- **Material to process**:

◆ ◆ ◆

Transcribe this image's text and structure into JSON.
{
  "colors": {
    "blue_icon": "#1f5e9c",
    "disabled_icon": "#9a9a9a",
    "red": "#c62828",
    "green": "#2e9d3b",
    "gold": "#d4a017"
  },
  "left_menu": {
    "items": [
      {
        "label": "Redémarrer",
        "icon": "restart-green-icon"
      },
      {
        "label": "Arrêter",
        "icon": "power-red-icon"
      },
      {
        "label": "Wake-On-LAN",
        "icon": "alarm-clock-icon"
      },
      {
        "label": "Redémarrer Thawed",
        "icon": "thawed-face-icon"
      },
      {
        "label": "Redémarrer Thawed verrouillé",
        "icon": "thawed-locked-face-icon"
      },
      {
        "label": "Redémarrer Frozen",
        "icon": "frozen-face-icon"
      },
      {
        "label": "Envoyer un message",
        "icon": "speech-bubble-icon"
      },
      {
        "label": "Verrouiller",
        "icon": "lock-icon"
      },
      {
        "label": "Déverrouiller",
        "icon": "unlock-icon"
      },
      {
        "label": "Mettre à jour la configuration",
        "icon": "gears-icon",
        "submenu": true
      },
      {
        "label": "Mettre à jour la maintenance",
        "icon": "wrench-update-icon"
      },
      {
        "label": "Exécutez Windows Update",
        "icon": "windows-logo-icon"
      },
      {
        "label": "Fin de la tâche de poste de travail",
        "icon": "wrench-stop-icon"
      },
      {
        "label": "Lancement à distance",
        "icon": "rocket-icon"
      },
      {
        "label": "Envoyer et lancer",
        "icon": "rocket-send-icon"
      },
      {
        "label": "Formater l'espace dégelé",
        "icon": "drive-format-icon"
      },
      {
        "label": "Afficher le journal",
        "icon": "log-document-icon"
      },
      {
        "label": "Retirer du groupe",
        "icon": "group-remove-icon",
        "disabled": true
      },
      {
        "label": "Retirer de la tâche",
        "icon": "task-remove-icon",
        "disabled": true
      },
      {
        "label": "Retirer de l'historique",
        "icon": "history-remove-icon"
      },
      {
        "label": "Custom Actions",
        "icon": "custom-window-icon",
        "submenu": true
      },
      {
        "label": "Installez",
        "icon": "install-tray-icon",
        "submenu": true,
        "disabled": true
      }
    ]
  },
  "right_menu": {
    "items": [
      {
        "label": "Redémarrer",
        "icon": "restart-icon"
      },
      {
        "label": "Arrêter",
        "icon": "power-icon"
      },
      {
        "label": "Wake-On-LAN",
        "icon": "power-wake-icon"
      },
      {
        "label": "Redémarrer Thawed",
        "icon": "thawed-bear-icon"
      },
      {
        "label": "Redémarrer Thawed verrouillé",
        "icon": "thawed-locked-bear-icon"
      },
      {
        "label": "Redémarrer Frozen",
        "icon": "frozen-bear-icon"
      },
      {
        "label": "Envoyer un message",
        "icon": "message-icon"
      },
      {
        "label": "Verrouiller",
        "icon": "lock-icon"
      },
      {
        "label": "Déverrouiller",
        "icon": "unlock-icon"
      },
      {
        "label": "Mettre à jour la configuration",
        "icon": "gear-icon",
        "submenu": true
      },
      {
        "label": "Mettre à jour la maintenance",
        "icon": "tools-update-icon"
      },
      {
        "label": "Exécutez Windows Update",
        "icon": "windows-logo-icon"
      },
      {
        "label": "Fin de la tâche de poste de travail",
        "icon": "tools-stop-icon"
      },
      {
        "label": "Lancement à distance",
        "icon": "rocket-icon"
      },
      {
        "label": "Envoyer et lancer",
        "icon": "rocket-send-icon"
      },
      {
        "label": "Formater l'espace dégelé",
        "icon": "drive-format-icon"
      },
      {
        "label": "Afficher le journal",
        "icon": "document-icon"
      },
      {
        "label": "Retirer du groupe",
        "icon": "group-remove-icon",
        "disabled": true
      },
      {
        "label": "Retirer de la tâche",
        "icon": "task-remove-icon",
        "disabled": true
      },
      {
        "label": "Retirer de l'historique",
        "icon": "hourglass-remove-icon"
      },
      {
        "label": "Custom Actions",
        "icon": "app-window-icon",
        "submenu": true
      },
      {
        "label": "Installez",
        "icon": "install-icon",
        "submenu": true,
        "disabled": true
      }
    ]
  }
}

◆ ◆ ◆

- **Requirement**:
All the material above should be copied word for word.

- **Response to the task**:
Transcribe this image's text and structure into JSON.
{
  "colors": {
    "blue_icon": "#1f5e9c",
    "disabled_icon": "#9a9a9a",
    "red": "#c62828",
    "green": "#2e9d3b",
    "gold": "#d4a017"
  },
  "left_menu": {
    "items": [
      {
        "label": "Redémarrer",
        "icon": "restart-green-icon"
      },
      {
        "label": "Arrêter",
        "icon": "power-red-icon"
      },
      {
        "label": "Wake-On-LAN",
        "icon": "alarm-clock-icon"
      },
      {
        "label": "Redémarrer Thawed",
        "icon": "thawed-face-icon"
      },
      {
        "label": "Redémarrer Thawed verrouillé",
        "icon": "thawed-locked-face-icon"
      },
      {
        "label": "Redémarrer Frozen",
        "icon": "frozen-face-icon"
      },
      {
        "label": "Envoyer un message",
        "icon": "speech-bubble-icon"
      },
      {
        "label": "Verrouiller",
        "icon": "lock-icon"
      },
      {
        "label": "Déverrouiller",
        "icon": "unlock-icon"
      },
      {
        "label": "Mettre à jour la configuration",
        "icon": "gears-icon",
        "submenu": true
      },
      {
        "label": "Mettre à jour la maintenance",
        "icon": "wrench-update-icon"
      },
      {
        "label": "Exécutez Windows Update",
        "icon": "windows-logo-icon"
      },
      {
        "label": "Fin de la tâche de poste de travail",
        "icon": "wrench-stop-icon"
      },
      {
        "label": "Lancement à distance",
        "icon": "rocket-icon"
      },
      {
        "label": "Envoyer et lancer",
        "icon": "rocket-send-icon"
      },
      {
        "label": "Formater l'espace dégelé",
        "icon": "drive-format-icon"
      },
      {
        "label": "Afficher le journal",
        "icon": "log-document-icon"
      },
      {
        "label": "Retirer du groupe",
        "icon": "group-remove-icon",
        "disabled": true
      },
      {
        "label": "Retirer de la tâche",
        "icon": "task-remove-icon",
        "disabled": true
      },
      {
        "label": "Retirer de l'historique",
        "icon": "history-remove-icon"
      },
      {
        "label": "Custom Actions",
        "icon": "custom-window-icon",
        "submenu": true
      },
      {
        "label": "Installez",
        "icon": "install-tray-icon",
        "submenu": true,
        "disabled": true
      }
    ]
  },
  "right_menu": {
    "items": [
      {
        "label": "Redémarrer",
        "icon": "restart-icon"
      },
      {
        "label": "Arrêter",
        "icon": "power-icon"
      },
      {
        "label": "Wake-On-LAN",
        "icon": "power-wake-icon"
      },
      {
        "label": "Redémarrer Thawed",
        "icon": "thawed-bear-icon"
      },
      {
        "label": "Redémarrer Thawed verrouillé",
        "icon": "thawed-locked-bear-icon"
      },
      {
        "label": "Redémarrer Frozen",
        "icon": "frozen-bear-icon"
      },
      {
        "label": "Envoyer un message",
        "icon": "message-icon"
      },
      {
        "label": "Verrouiller",
        "icon": "lock-icon"
      },
      {
        "label": "Déverrouiller",
        "icon": "unlock-icon"
      },
      {
        "label": "Mettre à jour la configuration",
        "icon": "gear-icon",
        "submenu": true
      },
      {
        "label": "Mettre à jour la maintenance",
        "icon": "tools-update-icon"
      },
      {
        "label": "Exécutez Windows Update",
        "icon": "windows-logo-icon"
      },
      {
        "label": "Fin de la tâche de poste de travail",
        "icon": "tools-stop-icon"
      },
      {
        "label": "Lancement à distance",
        "icon": "rocket-icon"
      },
      {
        "label": "Envoyer et lancer",
        "icon": "rocket-send-icon"
      },
      {
        "label": "Formater l'espace dégelé",
        "icon": "drive-format-icon"
      },
      {
        "label": "Afficher le journal",
        "icon": "document-icon"
      },
      {
        "label": "Retirer du groupe",
        "icon": "group-remove-icon",
        "disabled": true
      },
      {
        "label": "Retirer de la tâche",
        "icon": "task-remove-icon",
        "disabled": true
      },
      {
        "label": "Retirer de l'historique",
        "icon": "hourglass-remove-icon"
      },
      {
        "label": "Custom Actions",
        "icon": "app-window-icon",
        "submenu": true
      },
      {
        "label": "Installez",
        "icon": "install-icon",
        "submenu": true,
        "disabled": true
      }
    ]
  }
}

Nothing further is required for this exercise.